▸ What to work on
A verbatim reprint of the records below is what this exercise asks for.

Stored items
_ _ _

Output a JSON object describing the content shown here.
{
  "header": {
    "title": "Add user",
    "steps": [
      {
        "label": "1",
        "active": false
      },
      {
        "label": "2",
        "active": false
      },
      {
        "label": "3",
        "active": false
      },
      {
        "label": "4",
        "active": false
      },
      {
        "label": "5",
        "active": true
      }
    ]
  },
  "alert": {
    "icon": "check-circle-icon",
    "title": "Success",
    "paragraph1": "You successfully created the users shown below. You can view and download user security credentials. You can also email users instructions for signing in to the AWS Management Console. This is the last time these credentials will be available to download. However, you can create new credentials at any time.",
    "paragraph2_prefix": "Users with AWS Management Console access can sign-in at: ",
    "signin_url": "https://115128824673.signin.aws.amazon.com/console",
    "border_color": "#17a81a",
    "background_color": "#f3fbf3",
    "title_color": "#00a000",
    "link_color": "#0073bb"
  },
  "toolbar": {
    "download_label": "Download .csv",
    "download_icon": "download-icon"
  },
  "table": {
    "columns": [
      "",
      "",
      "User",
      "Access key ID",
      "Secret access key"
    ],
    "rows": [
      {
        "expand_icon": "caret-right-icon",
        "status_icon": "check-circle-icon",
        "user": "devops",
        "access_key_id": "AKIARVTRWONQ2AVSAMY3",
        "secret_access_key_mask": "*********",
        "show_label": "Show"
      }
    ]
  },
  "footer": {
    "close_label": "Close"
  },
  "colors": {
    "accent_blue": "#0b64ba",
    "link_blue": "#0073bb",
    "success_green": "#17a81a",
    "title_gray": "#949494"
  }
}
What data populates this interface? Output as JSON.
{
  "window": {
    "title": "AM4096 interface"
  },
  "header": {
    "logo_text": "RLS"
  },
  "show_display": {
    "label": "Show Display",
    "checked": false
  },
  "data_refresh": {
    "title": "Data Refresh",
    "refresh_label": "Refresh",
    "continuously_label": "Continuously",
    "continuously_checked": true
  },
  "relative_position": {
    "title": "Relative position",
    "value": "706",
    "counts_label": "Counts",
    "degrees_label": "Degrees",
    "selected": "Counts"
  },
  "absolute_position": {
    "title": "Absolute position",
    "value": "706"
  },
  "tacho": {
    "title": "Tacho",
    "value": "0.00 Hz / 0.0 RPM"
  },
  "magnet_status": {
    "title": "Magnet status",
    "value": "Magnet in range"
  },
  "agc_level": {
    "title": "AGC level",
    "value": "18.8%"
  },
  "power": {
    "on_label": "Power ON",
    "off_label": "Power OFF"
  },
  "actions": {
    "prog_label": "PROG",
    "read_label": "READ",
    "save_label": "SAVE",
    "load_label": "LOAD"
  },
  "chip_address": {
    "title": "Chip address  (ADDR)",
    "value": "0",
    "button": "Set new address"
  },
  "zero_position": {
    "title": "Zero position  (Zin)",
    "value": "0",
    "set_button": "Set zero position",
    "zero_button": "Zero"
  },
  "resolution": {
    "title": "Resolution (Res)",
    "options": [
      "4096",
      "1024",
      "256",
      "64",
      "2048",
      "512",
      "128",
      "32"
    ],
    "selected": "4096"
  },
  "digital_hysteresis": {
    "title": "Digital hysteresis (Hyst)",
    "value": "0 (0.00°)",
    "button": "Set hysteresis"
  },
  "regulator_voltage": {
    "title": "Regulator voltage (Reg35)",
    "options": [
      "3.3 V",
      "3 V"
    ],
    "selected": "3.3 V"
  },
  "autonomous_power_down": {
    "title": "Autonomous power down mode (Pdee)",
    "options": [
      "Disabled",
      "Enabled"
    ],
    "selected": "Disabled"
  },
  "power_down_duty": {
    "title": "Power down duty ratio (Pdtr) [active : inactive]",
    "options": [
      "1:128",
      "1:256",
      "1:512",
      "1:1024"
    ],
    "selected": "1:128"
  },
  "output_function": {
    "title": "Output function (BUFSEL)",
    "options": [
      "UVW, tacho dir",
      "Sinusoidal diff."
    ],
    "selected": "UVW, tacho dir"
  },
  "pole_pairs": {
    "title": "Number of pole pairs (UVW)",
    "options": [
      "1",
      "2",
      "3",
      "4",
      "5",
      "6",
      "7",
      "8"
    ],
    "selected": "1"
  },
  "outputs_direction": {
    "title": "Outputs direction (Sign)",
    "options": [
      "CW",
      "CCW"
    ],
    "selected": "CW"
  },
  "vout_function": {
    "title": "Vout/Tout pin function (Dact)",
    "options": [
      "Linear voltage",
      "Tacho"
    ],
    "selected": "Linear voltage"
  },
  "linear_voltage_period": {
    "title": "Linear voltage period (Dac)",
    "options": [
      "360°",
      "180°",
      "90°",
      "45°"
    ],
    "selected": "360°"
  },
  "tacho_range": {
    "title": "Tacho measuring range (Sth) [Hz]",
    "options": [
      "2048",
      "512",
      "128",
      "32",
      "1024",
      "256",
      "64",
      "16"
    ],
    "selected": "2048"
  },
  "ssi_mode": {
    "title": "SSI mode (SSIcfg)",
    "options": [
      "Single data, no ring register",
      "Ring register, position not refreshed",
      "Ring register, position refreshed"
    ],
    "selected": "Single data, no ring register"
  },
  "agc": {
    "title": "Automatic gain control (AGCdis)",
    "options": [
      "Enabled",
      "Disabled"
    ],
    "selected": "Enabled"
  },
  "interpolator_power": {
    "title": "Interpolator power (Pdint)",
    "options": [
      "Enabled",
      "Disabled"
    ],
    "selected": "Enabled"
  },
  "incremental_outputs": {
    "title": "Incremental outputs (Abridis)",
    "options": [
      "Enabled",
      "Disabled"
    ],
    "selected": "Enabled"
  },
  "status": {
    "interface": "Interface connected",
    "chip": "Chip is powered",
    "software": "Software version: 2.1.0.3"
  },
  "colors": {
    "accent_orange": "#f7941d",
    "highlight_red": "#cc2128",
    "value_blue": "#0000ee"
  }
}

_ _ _

▸ Expected output
Output a JSON object describing the content shown here.
{
  "header": {
    "title": "Add user",
    "steps": [
      {
        "label": "1",
        "active": false
      },
      {
        "label": "2",
        "active": false
      },
      {
        "label": "3",
        "active": false
      },
      {
        "label": "4",
        "active": false
      },
      {
        "label": "5",
        "active": true
      }
    ]
  },
  "alert": {
    "icon": "check-circle-icon",
    "title": "Success",
    "paragraph1": "You successfully created the users shown below. You can view and download user security credentials. You can also email users instructions for signing in to the AWS Management Console. This is the last time these credentials will be available to download. However, you can create new credentials at any time.",
    "paragraph2_prefix": "Users with AWS Management Console access can sign-in at: ",
    "signin_url": "https://115128824673.signin.aws.amazon.com/console",
    "border_color": "#17a81a",
    "background_color": "#f3fbf3",
    "title_color": "#00a000",
    "link_color": "#0073bb"
  },
  "toolbar": {
    "download_label": "Download .csv",
    "download_icon": "download-icon"
  },
  "table": {
    "columns": [
      "",
      "",
      "User",
      "Access key ID",
      "Secret access key"
    ],
    "rows": [
      {
        "expand_icon": "caret-right-icon",
        "status_icon": "check-circle-icon",
        "user": "devops",
        "access_key_id": "AKIARVTRWONQ2AVSAMY3",
        "secret_access_key_mask": "*********",
        "show_label": "Show"
      }
    ]
  },
  "footer": {
    "close_label": "Close"
  },
  "colors": {
    "accent_blue": "#0b64ba",
    "link_blue": "#0073bb",
    "success_green": "#17a81a",
    "title_gray": "#949494"
  }
}
What data populates this interface? Output as JSON.
{
  "window": {
    "title": "AM4096 interface"
  },
  "header": {
    "logo_text": "RLS"
  },
  "show_display": {
    "label": "Show Display",
    "checked": false
  },
  "data_refresh": {
    "title": "Data Refresh",
    "refresh_label": "Refresh",
    "continuously_label": "Continuously",
    "continuously_checked": true
  },
  "relative_position": {
    "title": "Relative position",
    "value": "706",
    "counts_label": "Counts",
    "degrees_label": "Degrees",
    "selected": "Counts"
  },
  "absolute_position": {
    "title": "Absolute position",
    "value": "706"
  },
  "tacho": {
    "title": "Tacho",
    "value": "0.00 Hz / 0.0 RPM"
  },
  "magnet_status": {
    "title": "Magnet status",
    "value": "Magnet in range"
  },
  "agc_level": {
    "title": "AGC level",
    "value": "18.8%"
  },
  "power": {
    "on_label": "Power ON",
    "off_label": "Power OFF"
  },
  "actions": {
    "prog_label": "PROG",
    "read_label": "READ",
    "save_label": "SAVE",
    "load_label": "LOAD"
  },
  "chip_address": {
    "title": "Chip address  (ADDR)",
    "value": "0",
    "button": "Set new address"
  },
  "zero_position": {
    "title": "Zero position  (Zin)",
    "value": "0",
    "set_button": "Set zero position",
    "zero_button": "Zero"
  },
  "resolution": {
    "title": "Resolution (Res)",
    "options": [
      "4096",
      "1024",
      "256",
      "64",
      "2048",
      "512",
      "128",
      "32"
    ],
    "selected": "4096"
  },
  "digital_hysteresis": {
    "title": "Digital hysteresis (Hyst)",
    "value": "0 (0.00°)",
    "button": "Set hysteresis"
  },
  "regulator_voltage": {
    "title": "Regulator voltage (Reg35)",
    "options": [
      "3.3 V",
      "3 V"
    ],
    "selected": "3.3 V"
  },
  "autonomous_power_down": {
    "title": "Autonomous power down mode (Pdee)",
    "options": [
      "Disabled",
      "Enabled"
    ],
    "selected": "Disabled"
  },
  "power_down_duty": {
    "title": "Power down duty ratio (Pdtr) [active : inactive]",
    "options": [
      "1:128",
      "1:256",
      "1:512",
      "1:1024"
    ],
    "selected": "1:128"
  },
  "output_function": {
    "title": "Output function (BUFSEL)",
    "options": [
      "UVW, tacho dir",
      "Sinusoidal diff."
    ],
    "selected": "UVW, tacho dir"
  },
  "pole_pairs": {
    "title": "Number of pole pairs (UVW)",
    "options": [
      "1",
      "2",
      "3",
      "4",
      "5",
      "6",
      "7",
      "8"
    ],
    "selected": "1"
  },
  "outputs_direction": {
    "title": "Outputs direction (Sign)",
    "options": [
      "CW",
      "CCW"
    ],
    "selected": "CW"
  },
  "vout_function": {
    "title": "Vout/Tout pin function (Dact)",
    "options": [
      "Linear voltage",
      "Tacho"
    ],
    "selected": "Linear voltage"
  },
  "linear_voltage_period": {
    "title": "Linear voltage period (Dac)",
    "options": [
      "360°",
      "180°",
      "90°",
      "45°"
    ],
    "selected": "360°"
  },
  "tacho_range": {
    "title": "Tacho measuring range (Sth) [Hz]",
    "options": [
      "2048",
      "512",
      "128",
      "32",
      "1024",
      "256",
      "64",
      "16"
    ],
    "selected": "2048"
  },
  "ssi_mode": {
    "title": "SSI mode (SSIcfg)",
    "options": [
      "Single data, no ring register",
      "Ring register, position not refreshed",
      "Ring register, position refreshed"
    ],
    "selected": "Single data, no ring register"
  },
  "agc": {
    "title": "Automatic gain control (AGCdis)",
    "options": [
      "Enabled",
      "Disabled"
    ],
    "selected": "Enabled"
  },
  "interpolator_power": {
    "title": "Interpolator power (Pdint)",
    "options": [
      "Enabled",
      "Disabled"
    ],
    "selected": "Enabled"
  },
  "incremental_outputs": {
    "title": "Incremental outputs (Abridis)",
    "options": [
      "Enabled",
      "Disabled"
    ],
    "selected": "Enabled"
  },
  "status": {
    "interface": "Interface connected",
    "chip": "Chip is powered",
    "software": "Software version: 2.1.0.3"
  },
  "colors": {
    "accent_orange": "#f7941d",
    "highlight_red": "#cc2128",
    "value_blue": "#0000ee"
  }
}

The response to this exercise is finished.